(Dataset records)
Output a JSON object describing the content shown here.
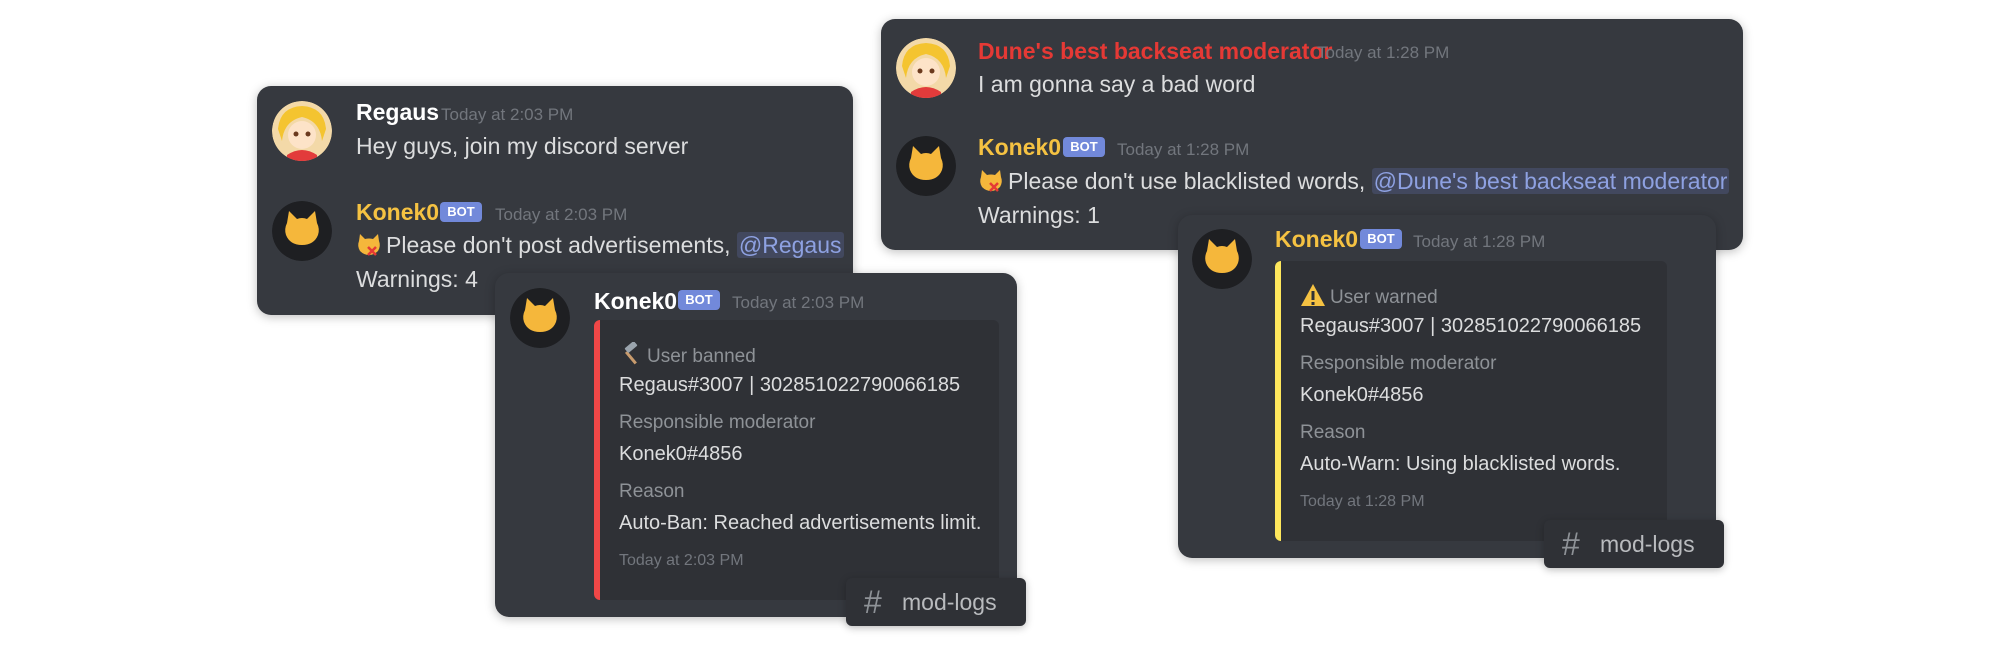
{
  "colors": {
    "card_bg": "#36393f",
    "embed_bg": "#2f3136",
    "ban_bar": "#f04747",
    "warn_bar": "#fee75c",
    "koneko_name": "#f5c242",
    "dune_name": "#e53935",
    "regaus_name": "#ffffff",
    "mention": "#8ea1e1"
  },
  "left": {
    "msg1": {
      "author": "Regaus",
      "time": "Today at 2:03 PM",
      "text": "Hey guys, join my discord server"
    },
    "msg2": {
      "author": "Konek0",
      "bot": "BOT",
      "time": "Today at 2:03 PM",
      "text": "Please don't post advertisements, ",
      "mention": "@Regaus",
      "warnings": "Warnings: 4"
    },
    "embed": {
      "author": "Konek0",
      "bot": "BOT",
      "time": "Today at 2:03 PM",
      "action_icon": "hammer-icon",
      "action": "User banned",
      "user": "Regaus#3007 | 302851022790066185",
      "mod_label": "Responsible moderator",
      "mod": "Konek0#4856",
      "reason_label": "Reason",
      "reason": "Auto-Ban: Reached advertisements limit.",
      "footer": "Today at 2:03 PM"
    },
    "channel": {
      "icon": "hash-icon",
      "name": "mod-logs"
    }
  },
  "right": {
    "msg1": {
      "author": "Dune's best backseat moderator",
      "time": "Today at 1:28 PM",
      "text": "I am gonna say a bad word"
    },
    "msg2": {
      "author": "Konek0",
      "bot": "BOT",
      "time": "Today at 1:28 PM",
      "text": "Please don't use blacklisted words, ",
      "mention": "@Dune's best backseat moderator",
      "warnings": "Warnings: 1"
    },
    "embed": {
      "author": "Konek0",
      "bot": "BOT",
      "time": "Today at 1:28 PM",
      "action_icon": "warning-icon",
      "action": "User warned",
      "user": "Regaus#3007 | 302851022790066185",
      "mod_label": "Responsible moderator",
      "mod": "Konek0#4856",
      "reason_label": "Reason",
      "reason": "Auto-Warn: Using blacklisted words.",
      "footer": "Today at 1:28 PM"
    },
    "channel": {
      "icon": "hash-icon",
      "name": "mod-logs"
    }
  }
}
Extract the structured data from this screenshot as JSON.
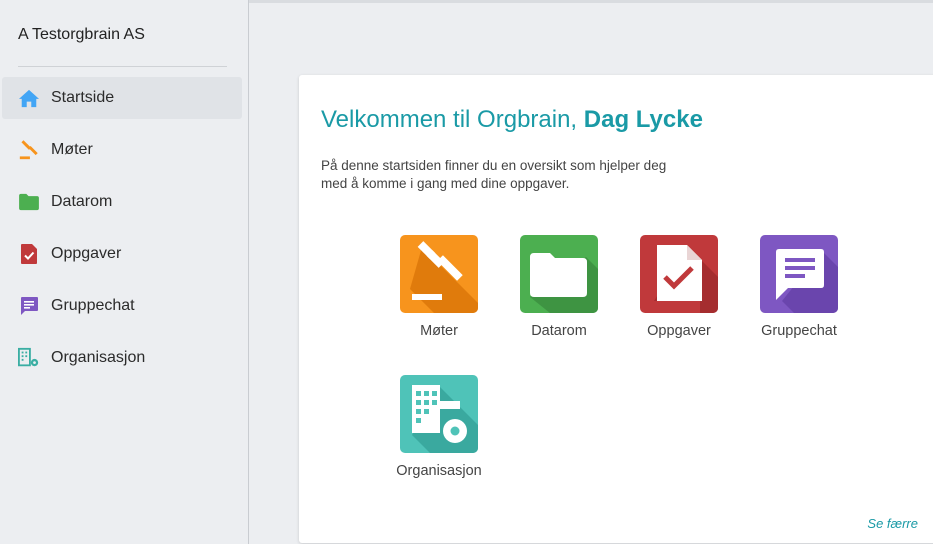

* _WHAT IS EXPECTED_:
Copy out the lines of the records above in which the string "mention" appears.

* _ANSWER BOX_:
    "mention": "#8ea1e1"
      "mention": "@Regaus",
      "mention": "@Dune's best backseat moderator",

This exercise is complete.